The Mapping Atlanta Project Lab is a part of the EPIC Program at Georgia State University. Faculty, grad students, and undergrads in the Lab work on mapping projects focused on Atlanta communities that explore the intersections between data visualization and storytelling. Some of our current projects include the Rap Map, Krog Codex, a History of South-Asian Restaurants in Atlanta, and the Forced Migration project. Participating students will gain mapping and GIS skills, data collection and cleaning, and geospatial thinking. Find out more about some of the projects below.
The Krog street tunnel project focuses on cataloging and capturing the tunnel’s street art. The tunnel has been a canvas for many street artists in Atlanta for years, dating back to the mid-twentieth century. Our project team not only examines the new paintings, messages, and designs on the walls, but they also study the creatives behind the art as well. The mapping lab leaders and students conduct exciting interviews with artists and members of the community so that they can record the information on their digital database. The tunnel’s art is ephemeral, the archive is constantly updated, curated, and cataloged. The students working on the project plan to create impressive 3D scans of the tunnel to capture a permanent record of the structure. It’s a dual process that results in the students themselves creating a wonderful piece of art and also preserving the alluring messages that emerge everyday. This project was funded in part by the Kuhn Public History Endowment.
● Digital photography
● Data and file organization
● Writing procedural documentation
● Devising new plans as real world problems present themselves.
● What does Krog mean to different communities?
● How does Krog represent graffiti as an art form and how does it diverge from the traditions?
● How do communities transform infrastructure created by government and business for other purposes into cultural spaces?
“This is an interesting project, I like taking pictures under the tunnel and the different scenery.” -Lab Undergrad
Dr. Elizabeth West, an English professor at Georgia State, was given a set of papers detailing her family history some years ago. She was intrigued at finding stories of the family matriarch, Francis Sistrunk, a woman born enslaved in southern Georgia.
Dr. West founded a Project Lab to investigate the life of Francis and write Finding Francis, a history of her ancestor. Using traditional archive research and new mapping technologies such as GIS and Google Earth, they started creating a portrait of Francis.
Using both census records and deeds, students were able to trace West’s ancestor to the lands owned by Seaborn Whatley, her enslaver’s neighbor and a distant relative of Francis. They were able to map out Whatley’s land as well as neighboring landowners by referencing historical maps.
After mapping the lands of Seaborn Whatley and his neighbors in 1850, Dr. West’s students discovered that the Whatley home was still standing in Harris County, Georgia. With the help of the contemporary owner, they were able to get a fuller picture of Francis Sistrunk’s life.
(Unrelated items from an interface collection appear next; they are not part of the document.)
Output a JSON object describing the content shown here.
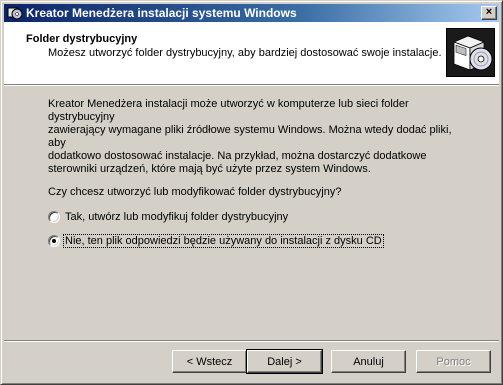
{
  "window": {
    "title": "Kreator Menedżera instalacji systemu Windows",
    "close_glyph": "×"
  },
  "header": {
    "title": "Folder dystrybucyjny",
    "subtitle": "Możesz utworzyć folder dystrybucyjny, aby bardziej dostosować swoje instalacje.",
    "graphic_icon": "cd-box-icon"
  },
  "body": {
    "description_lines": [
      "Kreator Menedżera instalacji może utworzyć w komputerze lub sieci folder dystrybucyjny",
      "zawierający wymagane pliki źródłowe systemu Windows. Można wtedy dodać pliki, aby",
      "dodatkowo dostosować instalacje. Na przykład, można dostarczyć dodatkowe",
      "sterowniki urządzeń, które mają być użyte przez system Windows."
    ],
    "question": "Czy chcesz utworzyć lub modyfikować folder dystrybucyjny?",
    "options": [
      {
        "label": "Tak, utwórz lub modyfikuj folder dystrybucyjny",
        "checked": false
      },
      {
        "label": "Nie, ten plik odpowiedzi będzie używany do instalacji z dysku CD",
        "checked": true
      }
    ]
  },
  "buttons": {
    "back": "< Wstecz",
    "next": "Dalej >",
    "cancel": "Anuluj",
    "help": "Pomoc"
  }
}
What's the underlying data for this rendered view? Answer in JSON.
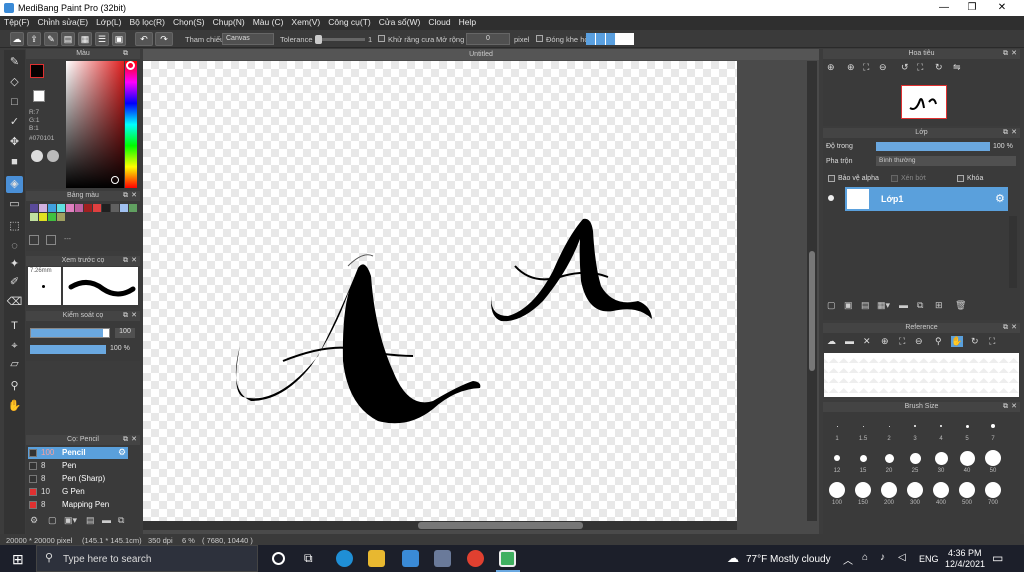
{
  "window": {
    "title": "MediBang Paint Pro (32bit)"
  },
  "menu": [
    "Tệp(F)",
    "Chỉnh sửa(E)",
    "Lớp(L)",
    "Bộ lọc(R)",
    "Chọn(S)",
    "Chụp(N)",
    "Màu (C)",
    "Xem(V)",
    "Công cụ(T)",
    "Cửa sổ(W)",
    "Cloud",
    "Help"
  ],
  "toolbar": {
    "ref_label": "Tham chiếu",
    "ref_value": "Canvas",
    "tolerance_label": "Tolerance",
    "tolerance_value": "1",
    "antialias_label": "Khử răng cưa",
    "expand_label": "Mở rộng",
    "expand_value": "0",
    "expand_unit": "pixel",
    "close_gap_label": "Đóng khe hở"
  },
  "color_panel": {
    "title": "Màu",
    "r": "R:7",
    "g": "G:1",
    "b": "B:1",
    "hex": "#070101",
    "fg": "#070101",
    "bg": "#ffffff"
  },
  "palette": {
    "title": "Bảng màu",
    "colors": [
      "#5a4a9a",
      "#d0b0e0",
      "#40a0e0",
      "#60e0e0",
      "#e080c0",
      "#c060a0",
      "#a02020",
      "#e04040",
      "#202020",
      "#606060",
      "#a0c0f0",
      "#60a060",
      "#c0e0a0",
      "#e0e020",
      "#40c040",
      "#a0a060"
    ],
    "more": "---"
  },
  "brush_preview": {
    "title": "Xem trước cọ",
    "size": "7.26mm"
  },
  "brush_control": {
    "title": "Kiểm soát cọ",
    "size_value": "100",
    "opacity_value": "100 %"
  },
  "brush_list": {
    "title": "Cọ: Pencil",
    "items": [
      {
        "size": "100",
        "name": "Pencil",
        "color": "#333333"
      },
      {
        "size": "8",
        "name": "Pen",
        "color": "#333333"
      },
      {
        "size": "8",
        "name": "Pen (Sharp)",
        "color": "#333333"
      },
      {
        "size": "10",
        "name": "G Pen",
        "color": "#e03030"
      },
      {
        "size": "8",
        "name": "Mapping Pen",
        "color": "#e03030"
      }
    ]
  },
  "canvas": {
    "tab": "Untitled"
  },
  "navigator": {
    "title": "Hoa tiêu"
  },
  "layer_panel": {
    "title": "Lớp",
    "opacity_label": "Độ trong",
    "opacity_value": "100 %",
    "blend_label": "Pha trộn",
    "blend_value": "Bình thường",
    "protect_alpha": "Bảo vệ alpha",
    "clip": "Xén bớt",
    "lock": "Khóa",
    "layer_name": "Lớp1"
  },
  "reference": {
    "title": "Reference"
  },
  "brush_size": {
    "title": "Brush Size",
    "row1": [
      "1",
      "1.5",
      "2",
      "3",
      "4",
      "5",
      "7"
    ],
    "row2": [
      "12",
      "15",
      "20",
      "25",
      "30",
      "40",
      "50"
    ],
    "row3": [
      "100",
      "150",
      "200",
      "300",
      "400",
      "500",
      "700"
    ]
  },
  "status": {
    "dims": "20000 * 20000 pixel",
    "cm": "(145.1 * 145.1cm)",
    "dpi": "350 dpi",
    "zoom": "6 %",
    "coords": "( 7680, 10440 )"
  },
  "taskbar": {
    "search_placeholder": "Type here to search",
    "weather": "77°F  Mostly cloudy",
    "lang": "ENG",
    "time": "4:36 PM",
    "date": "12/4/2021"
  }
}
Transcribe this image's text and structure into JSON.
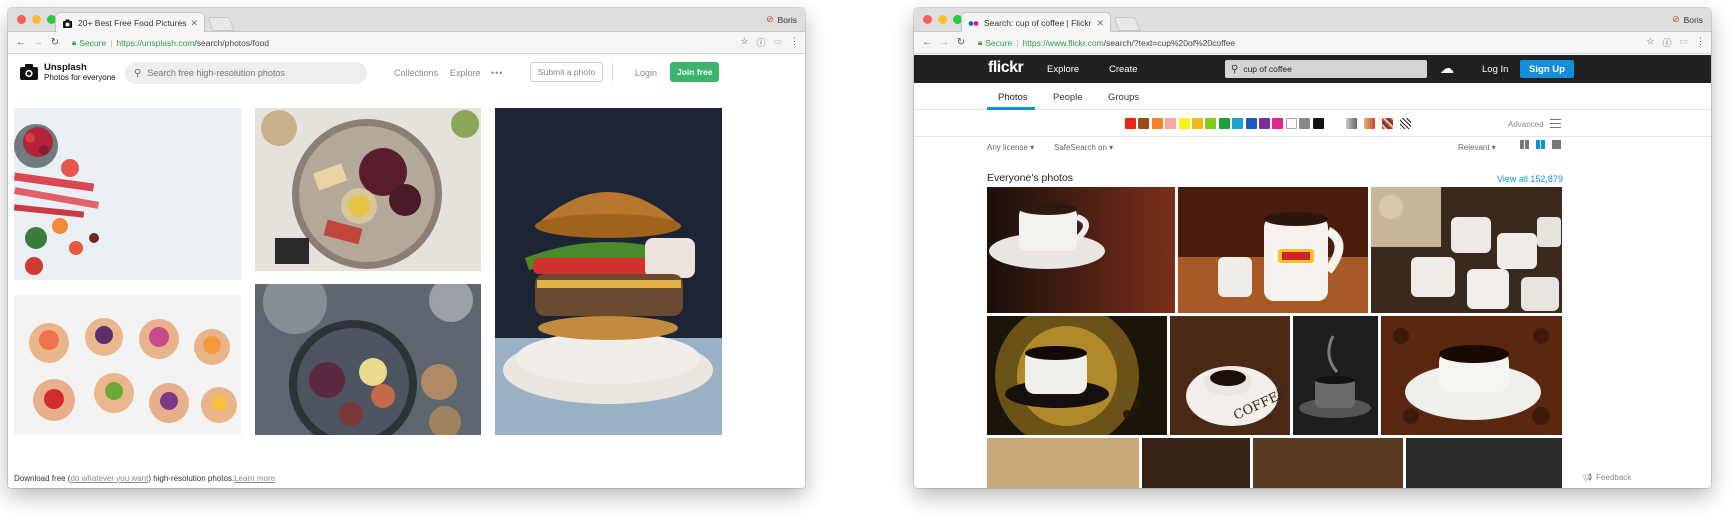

The Rap Map locates the lyrics of Atlanta hip hop artists to create a map of the city based on narratives from historically marginalized communities rather than the traditional maps created by those in positions of power. Initially started by a Political Science grad student at GSU, the project now includes a growing number of undergraduates close reading an artist’s body of work for locations. Students are also researching where artists went to school, own businesses, and are doing philanthropic work. We are collecting more official GIS data sets as well, like police zones, census information, and city resources. As our data grows, we are working on ways to tell stories through various mapping platforms.
● Data collection
● Problem solving
● Close reading
● Data visualization
● Where is Atlanta located for hip hop artists?
● Why has the rap map spread into the suburbs and how is this connected to demographic shifts and gentrification?
● How does the rap map align and conflict with other maps of the city?
“My favorite thing about the project is looking at the lyrics and understanding and decoding them”
The South Asian Restaurant project explores the history of South Asian restaurants in Atlanta and the influence they have had on local communities. In the last century, the migration of people from South Asia due to geopolitical and economic reasons has created small yet influential immigrant communities and centers in America. Our project team has mapped out past and present restaurants and talked to restaurant owners and customers to collect personal narratives about South Asian eateries. We also collect historical data and research peculiar anomalies found in data archives. Our project team has also analyzed how region and dietary restrictions impact cuisine through compelling research and impressive interviews with restaurants. Our goal is to create an interactive multimedia map that examines the overall impact that South Asian cuisine has in the metropolitan area. This project was funded in part by the Kuhn Public History Endowment.
● Problem solving
● Advanced research skills
● Software fluency
● Data collection and visualization
● How has a map of South-Asian restaurants shifted over time, and how has that been connected to immigration patterns?
● How have South-Asian populations and restaurants affected the food culture in Atlanta?
● Why is there a hegemony of Indian food among South-Asian restaurants?
● How has the pandemic affected these restaurants in the last year?